The newfound star circles its companion once every 80 years, at a distance of just 22 AU, but it does not appear to affect the exoplanet's orbit despite such proximity.


This is a surprising result that will require further observations to understand, researchers said.

To a hypothetical observer cruising through the giant planet's atmosphere, the sky would appear to host one small sun and two bright stars visible in daylight. With a large enough telescope, one of the bright stars could be resolved into a binary pair.

The discovery marks just the second time a planet has been identified in a four-star system.

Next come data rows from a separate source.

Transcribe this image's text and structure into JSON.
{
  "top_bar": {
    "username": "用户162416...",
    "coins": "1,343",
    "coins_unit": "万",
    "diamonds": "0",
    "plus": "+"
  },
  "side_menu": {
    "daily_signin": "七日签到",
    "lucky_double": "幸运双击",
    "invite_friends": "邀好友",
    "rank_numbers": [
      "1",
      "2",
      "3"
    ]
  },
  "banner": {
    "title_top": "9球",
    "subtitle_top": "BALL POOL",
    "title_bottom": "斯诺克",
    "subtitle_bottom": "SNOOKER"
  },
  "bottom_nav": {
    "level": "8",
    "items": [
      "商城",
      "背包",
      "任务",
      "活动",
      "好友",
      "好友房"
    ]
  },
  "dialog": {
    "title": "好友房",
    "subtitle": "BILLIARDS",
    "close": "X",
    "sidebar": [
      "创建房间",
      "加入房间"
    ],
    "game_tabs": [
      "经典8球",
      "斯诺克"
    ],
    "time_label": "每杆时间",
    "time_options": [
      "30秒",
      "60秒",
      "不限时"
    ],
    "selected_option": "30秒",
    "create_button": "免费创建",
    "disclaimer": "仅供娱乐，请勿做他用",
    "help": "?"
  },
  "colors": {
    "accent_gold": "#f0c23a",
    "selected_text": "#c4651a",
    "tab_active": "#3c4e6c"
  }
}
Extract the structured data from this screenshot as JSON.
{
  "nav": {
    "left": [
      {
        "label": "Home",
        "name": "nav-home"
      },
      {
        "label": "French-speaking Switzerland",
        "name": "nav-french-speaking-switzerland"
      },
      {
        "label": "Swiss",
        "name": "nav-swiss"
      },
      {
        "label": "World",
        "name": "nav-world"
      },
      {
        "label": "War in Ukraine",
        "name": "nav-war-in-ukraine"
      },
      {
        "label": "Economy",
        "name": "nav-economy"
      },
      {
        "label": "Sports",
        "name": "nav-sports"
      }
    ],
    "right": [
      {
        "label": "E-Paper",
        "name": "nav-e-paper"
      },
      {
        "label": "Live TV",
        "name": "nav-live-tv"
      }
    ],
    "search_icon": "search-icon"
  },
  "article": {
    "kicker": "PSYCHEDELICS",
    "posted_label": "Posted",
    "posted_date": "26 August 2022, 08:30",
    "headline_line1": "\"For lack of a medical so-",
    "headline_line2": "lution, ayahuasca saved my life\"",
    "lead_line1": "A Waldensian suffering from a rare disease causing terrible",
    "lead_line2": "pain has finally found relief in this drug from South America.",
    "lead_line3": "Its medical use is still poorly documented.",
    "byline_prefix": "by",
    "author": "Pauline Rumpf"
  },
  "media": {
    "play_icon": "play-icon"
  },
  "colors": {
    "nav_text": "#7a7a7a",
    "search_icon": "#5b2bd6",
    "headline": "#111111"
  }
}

The first four-star planet, PH1b or Kepler-64b, was spotted in 2012 by citizen scientists using publicly available data from NASAís Kepler mission.

Planets with multiple suns have become less of a novelty in recent years, as astronomers have found a number of real worlds that resemble Tatooine, Luke Skywalker's home planet in the Star Wars films.

Indeed, binary stars are more common than their singleton counterparts.


And the new study suggests that more planetary systems with two pairs of binary stars may be discovered down the road.

"About four percent of solar-type stars are in quadruple systems, which is up from previous estimates because observational techniques are steadily improving," co-author Andrei Tokovinin, of the Cerro Tololo Inter-American Observatory in Chile, said in the same statement.

Astronomers have confirmed more than 800 planets beyond our own solar system, and the discoveries keep rolling in.

In addition to finding a fourth star around 30 Ari, the team also found a third star in a planetary system previously thought to have only two suns.

This system, known as HD 2638, was already known to host a planet with half the mass of Jupiter rushing around its primary star once every 3.4 days, while a second star lies about 44,000 AU, or 0.7 light-years, away.


The newly discovered third star sits just 28 AU from the primary star, and it appears to have influenced the orbit of the gaseous planet, researchers said.

The research (A Survey of the High Order Multiplicity of Nearby Solar-type Binary Stars with Robo-AO) was published online this month in the Astronomical Journal.